Postfeminism is a slippery, contested, ambivalent, and inherently contradictory term – deployed alternately as an “empowering” identity label and critical theoretical lens. Troubling notions about the past, present, and future of feminism, postfeminism challenges feminist theory. This essay scrutinizes cultural and theoretical themes informing postfeminist discourses. I identify four prevailing themes in extant literature: postfeminist oblivion, self-empowerment, criticality, and feminine pride. I then examine the public discourse and self-asserted postfeminist stance of Kellyanne Conway, former campaign manager and current counselor to President Trump. Conway advocates for an individualistic, depoliticized femininity. I argue that her complacent misogyny bolsters the bizarre imaginary view that feminism has been and remains harmful to women. To demonstrate this postfeminist harm, I employ Baudrillard’s theoretical apparatus of the simulacrum. Baudrillard’s notion highlights the strategies of abstraction, simulation, and accompanying models of control that circumnavigate and ignore “the real” (feminism) in favor of “the hyperreal” (postfeminism) (1981, 1-2).
Rawlins, L. Shelley
"Kellyanne Conway and Postfeminism: 'The Desert of the Real',"
Kaleidoscope: A Graduate Journal of Qualitative Communication Research: Vol. 18, Article 7.
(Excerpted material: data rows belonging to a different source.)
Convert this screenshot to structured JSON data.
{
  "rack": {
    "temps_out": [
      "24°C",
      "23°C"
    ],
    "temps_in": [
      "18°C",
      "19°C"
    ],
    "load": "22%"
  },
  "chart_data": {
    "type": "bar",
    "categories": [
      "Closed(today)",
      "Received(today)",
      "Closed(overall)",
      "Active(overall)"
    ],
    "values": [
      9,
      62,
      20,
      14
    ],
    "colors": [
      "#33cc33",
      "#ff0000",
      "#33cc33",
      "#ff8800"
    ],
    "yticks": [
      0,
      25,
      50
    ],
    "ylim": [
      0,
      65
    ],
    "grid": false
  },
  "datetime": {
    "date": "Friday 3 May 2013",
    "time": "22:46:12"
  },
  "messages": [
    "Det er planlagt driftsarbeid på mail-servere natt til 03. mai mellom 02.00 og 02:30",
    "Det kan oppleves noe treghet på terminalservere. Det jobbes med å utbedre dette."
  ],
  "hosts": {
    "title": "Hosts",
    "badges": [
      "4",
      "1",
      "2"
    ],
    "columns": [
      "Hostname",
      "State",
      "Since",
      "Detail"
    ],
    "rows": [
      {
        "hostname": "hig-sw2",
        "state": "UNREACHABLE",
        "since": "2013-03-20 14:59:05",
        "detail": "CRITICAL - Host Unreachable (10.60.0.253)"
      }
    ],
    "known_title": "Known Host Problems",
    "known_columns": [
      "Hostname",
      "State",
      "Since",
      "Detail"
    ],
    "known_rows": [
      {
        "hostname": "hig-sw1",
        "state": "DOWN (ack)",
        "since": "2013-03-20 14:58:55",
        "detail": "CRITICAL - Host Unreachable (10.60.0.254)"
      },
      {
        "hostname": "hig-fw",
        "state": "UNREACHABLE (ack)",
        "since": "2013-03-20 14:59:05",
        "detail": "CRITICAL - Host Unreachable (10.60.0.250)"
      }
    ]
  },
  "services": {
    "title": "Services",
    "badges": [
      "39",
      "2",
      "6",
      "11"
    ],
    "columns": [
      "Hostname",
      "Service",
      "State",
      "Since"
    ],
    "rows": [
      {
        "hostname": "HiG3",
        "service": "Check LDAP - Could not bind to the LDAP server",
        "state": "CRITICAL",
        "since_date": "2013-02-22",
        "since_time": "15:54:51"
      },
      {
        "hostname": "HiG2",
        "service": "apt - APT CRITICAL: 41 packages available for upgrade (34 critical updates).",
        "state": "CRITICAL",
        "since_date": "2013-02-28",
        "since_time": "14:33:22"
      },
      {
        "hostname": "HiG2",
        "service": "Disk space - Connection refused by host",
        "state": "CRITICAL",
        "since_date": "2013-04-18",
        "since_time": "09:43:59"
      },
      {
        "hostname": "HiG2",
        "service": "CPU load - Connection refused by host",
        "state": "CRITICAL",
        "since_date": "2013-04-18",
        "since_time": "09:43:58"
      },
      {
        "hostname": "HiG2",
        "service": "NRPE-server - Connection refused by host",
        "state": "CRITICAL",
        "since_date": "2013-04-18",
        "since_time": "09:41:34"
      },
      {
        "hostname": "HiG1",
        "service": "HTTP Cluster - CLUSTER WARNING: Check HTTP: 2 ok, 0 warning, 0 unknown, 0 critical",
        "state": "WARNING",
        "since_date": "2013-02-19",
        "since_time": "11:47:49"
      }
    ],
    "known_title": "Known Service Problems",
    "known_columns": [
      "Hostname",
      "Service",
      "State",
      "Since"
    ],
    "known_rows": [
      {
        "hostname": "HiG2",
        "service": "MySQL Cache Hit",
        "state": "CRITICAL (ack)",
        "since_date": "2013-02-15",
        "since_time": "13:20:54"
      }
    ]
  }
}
Available at: https://opensiuc.lib.siu.edu/kaleidoscope/vol18/iss1/7